Cassandra Chouinard is a Canadian artist who has drawn quite a few things ranging from people to pets to microscopic organisms. She has enjoyed working on several collaborations with Margaret C. Sullivan, most recently a new edition of Sense and Sensibility.
Catherine Greenaway (17 March 1846 – 6 November 1901), known as Kate Greenaway, was an English children’s book illustrator and writer. Although she lived and worked in the Victorian era, her many paintings, portraits and prints of Georgian and Regency children make her one of the most prolific painters of an idealized Regency childhood. The pictures she created, for a long running series of children’s literature, are some of the images most commonly brought to mind when thinking of the children of that era, and influenced a generation of mothers to create a mini “Regency Revival”.
Although her work is not technically set in Jane Austen’s lifetime, her art most definitely is, and remains an inspiring…if sanitized homage to the Regency era, Austen inhabited.
Greenaway spent much of her childhood at Rolleston, Nottinghamshire.
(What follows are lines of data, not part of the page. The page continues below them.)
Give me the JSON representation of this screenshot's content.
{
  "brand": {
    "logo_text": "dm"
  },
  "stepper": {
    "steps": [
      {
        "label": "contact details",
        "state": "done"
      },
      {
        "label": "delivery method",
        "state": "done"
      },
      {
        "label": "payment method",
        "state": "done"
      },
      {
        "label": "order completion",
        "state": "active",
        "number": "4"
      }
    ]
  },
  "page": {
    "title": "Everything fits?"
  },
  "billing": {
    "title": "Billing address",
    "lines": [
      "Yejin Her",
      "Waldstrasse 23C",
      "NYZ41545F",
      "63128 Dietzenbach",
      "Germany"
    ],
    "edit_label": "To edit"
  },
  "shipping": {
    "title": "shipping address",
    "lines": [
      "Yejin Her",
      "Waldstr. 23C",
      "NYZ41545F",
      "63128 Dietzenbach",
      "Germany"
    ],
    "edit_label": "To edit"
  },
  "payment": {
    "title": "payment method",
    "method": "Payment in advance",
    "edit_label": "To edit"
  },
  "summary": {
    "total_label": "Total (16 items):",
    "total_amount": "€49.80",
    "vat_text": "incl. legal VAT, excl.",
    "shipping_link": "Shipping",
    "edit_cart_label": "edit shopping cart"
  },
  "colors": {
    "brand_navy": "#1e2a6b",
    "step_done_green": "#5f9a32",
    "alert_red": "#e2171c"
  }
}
She studied at what is now the Royal College of Art in London, which at that time had a separate section for women, and was headed by Richard Burchett. Her first book, Under the Window (1879), a collection of simple, perfectly idyllic verses about children, was a bestseller.
Greenaway’s paintings were reproduced by chromoxylography, by which the colours were printed from hand-engraved wood blocks by the firm of Edmund Evans. Through the 1880s and 1890s, her only rivals in popularity in children’s book illustration were Walter Crane and Randolph Caldecott.
“Kate Greenaway” children, all of them little girls and boys too young to be put in trousers, according to the conventions of the time, were dressed in her own versions of late eighteenth century and Regency fashions: smock-frocks and skeleton suits for boys, high-waisted pinafores and dresses with mobcaps and straw bonnets for girls. The influence of children’s clothes in portraits by British painter John Hoppner (1758–1810) may have provided her some inspiration. Liberty of London adapted Kate Greenaway’s drawings as designs for actual children’s clothes. A full generation of mothers in the liberal-minded “artistic” British circles who called themselves “The Souls” and embraced the Arts and Crafts movement dressed their daughters in Kate Greenaway pantaloons and bonnets in the 1880s and 1890s.
Greenaway was elected to membership of the Royal Institute of Painters in Water Colours in 1889. She lived in an Arts and Crafts style house she commissioned from Richard Norman Shaw in Frognal, London, although she spent summers in Rolleston, near Southwell.
Greenaway averaged 3 books a year at her height and illustrated over 60 titles. She died of breast cancer in 1901 at the age of 55. She is buried in Hampstead Cemetery, London. The Kate Greenaway Medal, established in her honour in 1955, is awarded annually by the Chartered Institute of Library and Information Professionals in the UK to an illustrator of children’s books.